- Remember, you too are an actor, still, in theater. Keep these photos for you. Law enforcement will most certainly be taking their own. Worth repeating, DO NOT DISTURB THE THEATER STAGE.
- Personally, I would find no need to inform law enforcement you have taken the photos.
- Also, assuming it is a mobile phone, it also might be beneficial to set your phone up in an audio recording mode, capture voice audio conversation, perhaps of your questioning. This may be of great benefit to you.
- As long as you know you are safe, distance yourself from subject. On arrival, law enforcement has to assess any situation as if there is a threat factor, and that factor remains in place until the scene has been stabilized, and they have it controlled.
- When law enforcement does arrive, it is probably a good idea to be highly visible. This is in part the reason you would describe yourself to the 911 operators.
- It might be wise to place your hands on your head, perhaps get on your knees, cross your ankles, and follow specific direction of the responding officers.
- Do not demonstrate any level of aggression, resistance, or other factors that might affect a law enforcement officer’s perception of your threat level factor. Fully cooperate and be compliant to an officers commands.
- You may be placed in handcuffs, and potentially an officer standing in proximity, in a readiness response orientation directed toward you. Or, you may be placed in the back of a cruiser, handcuffed.
- Law enforcement is going to ask you questions, a scene discovery phase, probably lots of them. Some questions may seem the same, asked in different ways, and potentially asked by different officers.
- They are using interrogation techniques designed to extract information, comparing statements for consistency and accuracy.
- This information will be used in their assessment of the scene.
- During discovery, this might be the time you might want to provide information to the responding officers, keeping information clear and concise, answering to only what is asked.
- Regardless of the immediate scene outcome, you would be strongly urged to pursue legal representation.
- Situation pending, justified defense or not, you are going to need legal representation.

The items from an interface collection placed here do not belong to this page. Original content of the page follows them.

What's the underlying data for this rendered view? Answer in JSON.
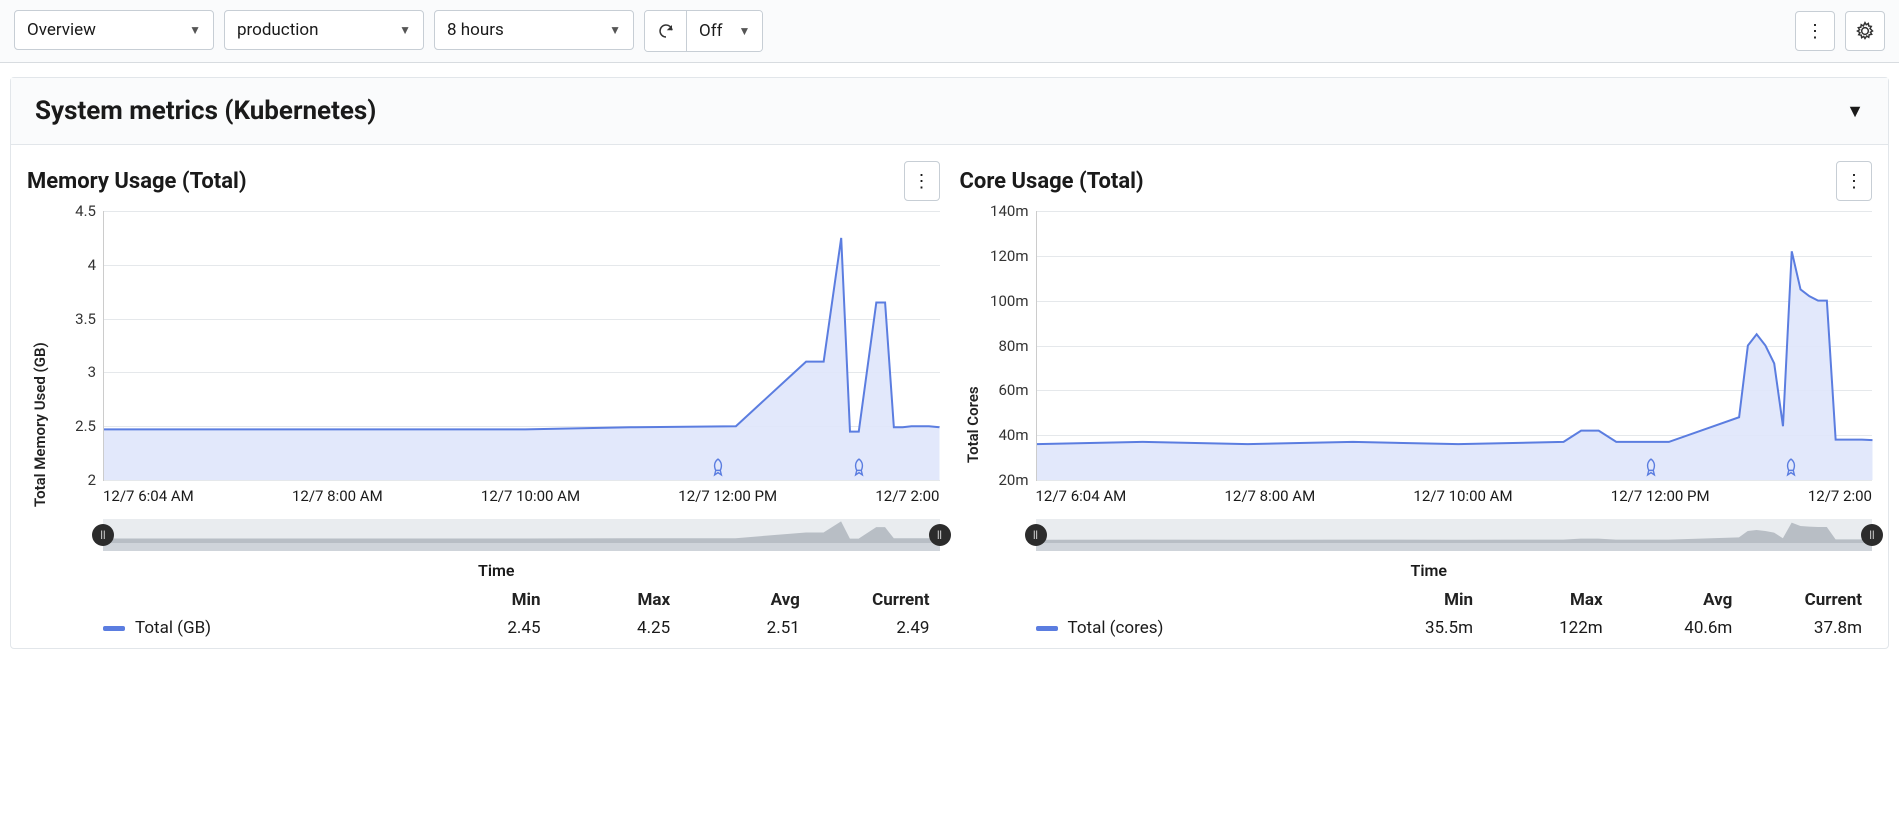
{
  "toolbar": {
    "view_select": "Overview",
    "env_select": "production",
    "range_select": "8 hours",
    "refresh_off": "Off"
  },
  "section": {
    "title": "System metrics (Kubernetes)"
  },
  "panels": [
    {
      "title": "Memory Usage (Total)",
      "ylabel": "Total Memory Used (GB)",
      "xlabel": "Time",
      "stats_headers": [
        "Min",
        "Max",
        "Avg",
        "Current"
      ],
      "legend": "Total (GB)",
      "stats": [
        "2.45",
        "4.25",
        "2.51",
        "2.49"
      ]
    },
    {
      "title": "Core Usage (Total)",
      "ylabel": "Total Cores",
      "xlabel": "Time",
      "stats_headers": [
        "Min",
        "Max",
        "Avg",
        "Current"
      ],
      "legend": "Total (cores)",
      "stats": [
        "35.5m",
        "122m",
        "40.6m",
        "37.8m"
      ]
    }
  ],
  "chart_data": [
    {
      "type": "area",
      "title": "Memory Usage (Total)",
      "xlabel": "Time",
      "ylabel": "Total Memory Used (GB)",
      "ylim": [
        2,
        4.5
      ],
      "y_ticks": [
        2,
        2.5,
        3,
        3.5,
        4,
        4.5
      ],
      "x_tick_labels": [
        "12/7 6:04 AM",
        "12/7 8:00 AM",
        "12/7 10:00 AM",
        "12/7 12:00 PM",
        "12/7 2:00"
      ],
      "x_minutes": [
        0,
        60,
        120,
        180,
        240,
        300,
        360,
        400,
        410,
        420,
        425,
        430,
        440,
        445,
        450,
        455,
        460,
        470,
        476
      ],
      "series": [
        {
          "name": "Total (GB)",
          "values": [
            2.47,
            2.47,
            2.47,
            2.47,
            2.47,
            2.49,
            2.5,
            3.1,
            3.1,
            4.25,
            2.45,
            2.45,
            3.65,
            3.65,
            2.49,
            2.49,
            2.5,
            2.5,
            2.49
          ]
        }
      ],
      "annotations_x_minutes": [
        350,
        430
      ],
      "legend": [
        "Total (GB)"
      ],
      "stats": {
        "Min": "2.45",
        "Max": "4.25",
        "Avg": "2.51",
        "Current": "2.49"
      }
    },
    {
      "type": "area",
      "title": "Core Usage (Total)",
      "xlabel": "Time",
      "ylabel": "Total Cores",
      "ylim": [
        20,
        140
      ],
      "y_ticks": [
        20,
        40,
        60,
        80,
        100,
        120,
        140
      ],
      "y_tick_labels": [
        "20m",
        "40m",
        "60m",
        "80m",
        "100m",
        "120m",
        "140m"
      ],
      "x_tick_labels": [
        "12/7 6:04 AM",
        "12/7 8:00 AM",
        "12/7 10:00 AM",
        "12/7 12:00 PM",
        "12/7 2:00"
      ],
      "x_minutes": [
        0,
        60,
        120,
        180,
        240,
        300,
        310,
        320,
        330,
        360,
        400,
        405,
        410,
        415,
        420,
        425,
        430,
        435,
        440,
        445,
        450,
        455,
        460,
        470,
        476
      ],
      "series": [
        {
          "name": "Total (cores)",
          "values": [
            36,
            37,
            36,
            37,
            36,
            37,
            42,
            42,
            37,
            37,
            48,
            80,
            85,
            80,
            72,
            44,
            122,
            105,
            102,
            100,
            100,
            38,
            38,
            38,
            37.8
          ]
        }
      ],
      "annotations_x_minutes": [
        350,
        430
      ],
      "legend": [
        "Total (cores)"
      ],
      "stats": {
        "Min": "35.5m",
        "Max": "122m",
        "Avg": "40.6m",
        "Current": "37.8m"
      }
    }
  ]
}
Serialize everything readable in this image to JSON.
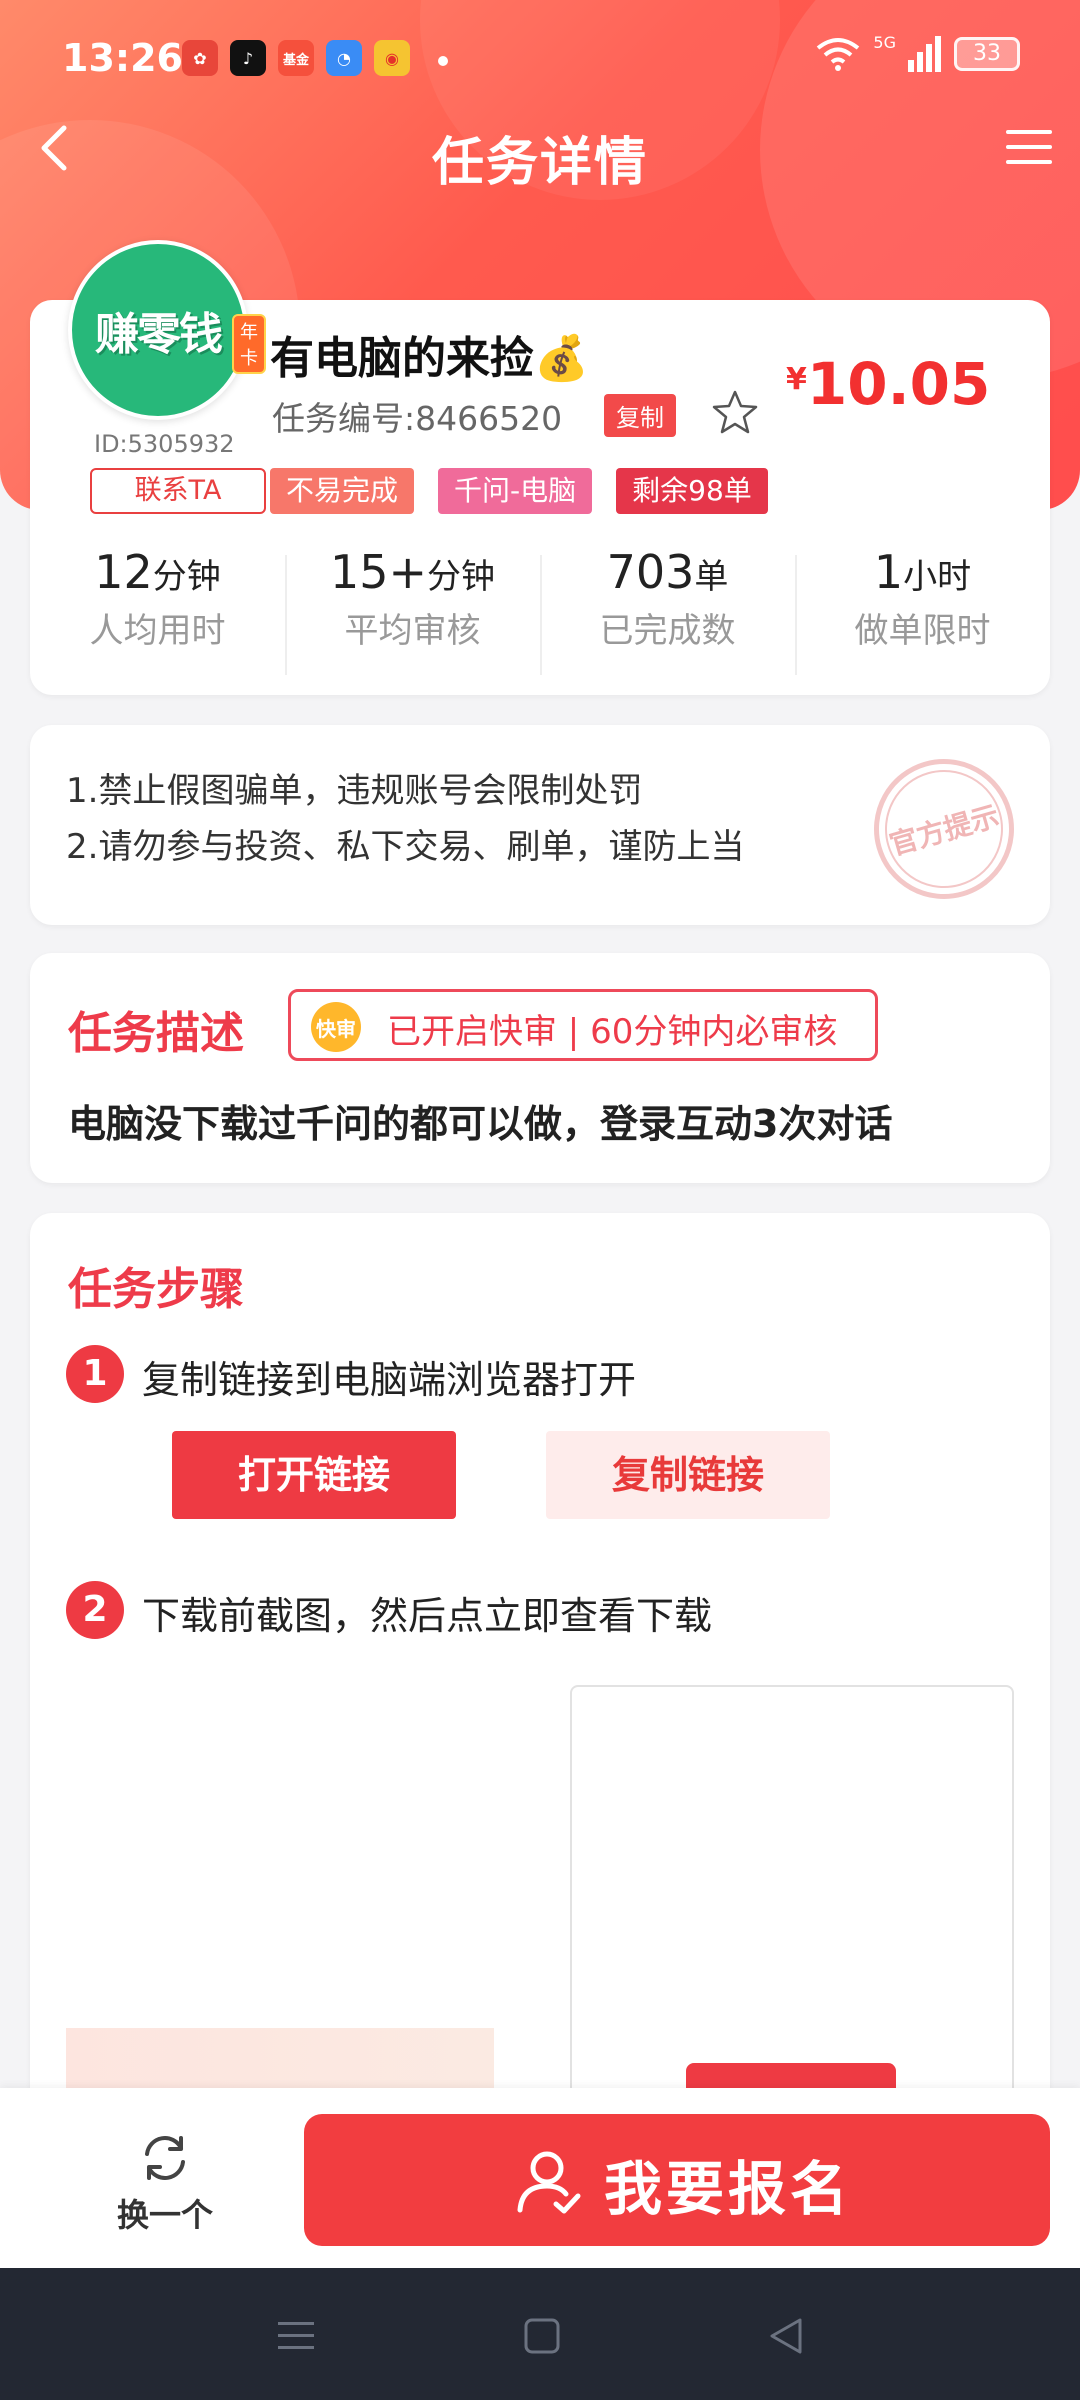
{
  "status_bar": {
    "time": "13:26",
    "network": "5G",
    "battery": "33",
    "app_icons": [
      "huawei-icon",
      "tiktok-icon",
      "fund-icon",
      "browser-icon",
      "weibo-icon"
    ],
    "fund_app_label": "基金"
  },
  "nav": {
    "title": "任务详情"
  },
  "task": {
    "avatar_text": "赚零钱",
    "annual_badge": "年卡",
    "user_id": "ID:5305932",
    "contact_label": "联系TA",
    "title": "有电脑的来捡💰",
    "task_no": "任务编号:8466520",
    "copy_label": "复制",
    "currency": "¥",
    "price": "10.05",
    "tags": [
      "不易完成",
      "千问-电脑",
      "剩余98单"
    ]
  },
  "stats": [
    {
      "value": "12",
      "unit": "分钟",
      "label": "人均用时"
    },
    {
      "value": "15+",
      "unit": "分钟",
      "label": "平均审核"
    },
    {
      "value": "703",
      "unit": "单",
      "label": "已完成数"
    },
    {
      "value": "1",
      "unit": "小时",
      "label": "做单限时"
    }
  ],
  "warnings": {
    "lines": [
      "1.禁止假图骗单，违规账号会限制处罚",
      "2.请勿参与投资、私下交易、刷单，谨防上当"
    ],
    "stamp": "官方提示"
  },
  "description": {
    "title": "任务描述",
    "fast_icon": "快审",
    "fast_text": "已开启快审 | 60分钟内必审核",
    "text": "电脑没下载过千问的都可以做，登录互动3次对话"
  },
  "steps": {
    "title": "任务步骤",
    "items": [
      {
        "num": "1",
        "text": "复制链接到电脑端浏览器打开"
      },
      {
        "num": "2",
        "text": "下载前截图，然后点立即查看下载"
      }
    ],
    "open_link": "打开链接",
    "copy_link": "复制链接"
  },
  "actions": {
    "switch_label": "换一个",
    "signup_label": "我要报名"
  },
  "colors": {
    "accent": "#f23d40",
    "header_start": "#ff8a6a",
    "header_end": "#ff4d4d"
  }
}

- If you do go to jail, you will need both a bail bond and a lawyer. It might be good to have some of this information in the back of your mind, as a just in case need.
I have read many articles on whether it is a good policy to have specific insurance for your concealed carry and self defense. First, check into your homeowner policy to see exactly what is covered. Better yet, after you do read your policy, call your agent and have it explained. If no coverage, it may be beneficial to look into specific coverage. Legal fees will prove to be expensive, and add up quickly. A few dollars a month is worth every penny in the long run. After the fact is not the time to consider insurance.
In an active situation, there are a lot of things you will need to process, in a very short period of time, quick seconds, and you better make sure you get it right, the first time. You do not get a second chance or do over.
- Know the laws of your state, know your rights. Read some of the many good articles on firearms and self-defense.
- Mentally rehearse in your mind different situations and how you might react in your scenario, keeping in mind the lawful application of your actions. Dry run type drills.
- Training, Training, Training.
- Go to the range as much as you can.
- Document your trips to the range, dates, times, rounds, weapon, etc.…, spreadsheets work well for this.
- Document your training, be progressive in your training, advancing your skills along the way. It is good to show a type of recurring education, handgun safety, tactical techniques.
- Keep a three ring binder of what you do, range time, training, certificates, etc.…
- Know your states laws, and understand them.
If ever a need to be in court, you most certainly want to be defending yourself with your lawyer, and your rightful and legal actions, rather than have someone defend you on your behalf, because you are not alive to tell your side of the story.